Friday, April 8, 2011
The Frasor Effect
By Ian Hunter
Anyone order a tossed salad and scrambled eggs?
Jason Frasor may have been on the hook for the loss yesterday against the Oakland A's, but it was hardly entirely his fault. I realize fans need a scapegoat to blame for the apparent "implosion", and that's all well and good. Frasor doesn't deserve the criticism though.
Not to say that Jason Frasor didn't have some part in the loss, but you can't hook the loss on him entirely. The runner at third base was inherited from Romero, and the wild pitch/passed ball took a bad bounce and gave Coco Crisp a second life on the basepaths.
Frasor's outing was the second consecutive appearance in which he's gone from having absolute control of the ballgame to nearly letting it nearly slip away entirely. It's something I'd like to call "the Frasor Effect".
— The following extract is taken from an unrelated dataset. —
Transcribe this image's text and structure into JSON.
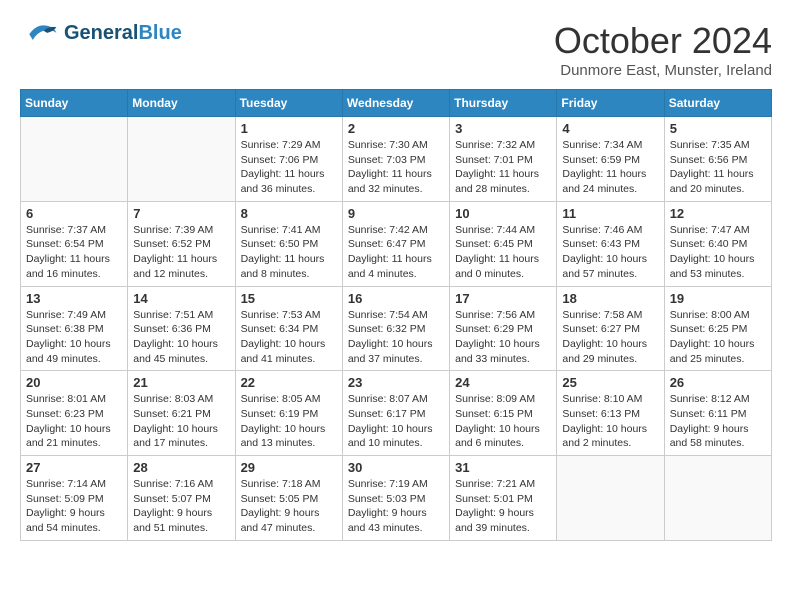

More often than not, Jason Frasor will enter a game and relitavely shut things down. There are other times however, where he walks the tightrope between dominance and being dominated himself.
The two games are perfect examples; on Tuesday he struck out the side, but he also surrendered a solo home run, a single and hit a batter.
last year against the New York Yankees.
I think these situations happen be magnified because Frasor enters a lot of high leverage situations. If he were to uncork a wild pitch or hit a batter with the bases empty, not a big deal. When the manager inserts him with a runner on base, it's an entirely different story.
Even taking the Frasor Effect into consideration, there's something about Jason that makes him easy to root for. I noted over at Rants Above Replacement that he's like a shorter less intimidating version of Jonathan Papelpon.
So whenever you see Jason Frasor take the mound again, make sure you buckle in because the Frasor Effect could flare up again and we might see another white-knuckle outing.
Screen caps of JayFray's outings courtesy of the always amazing Baseball Reference.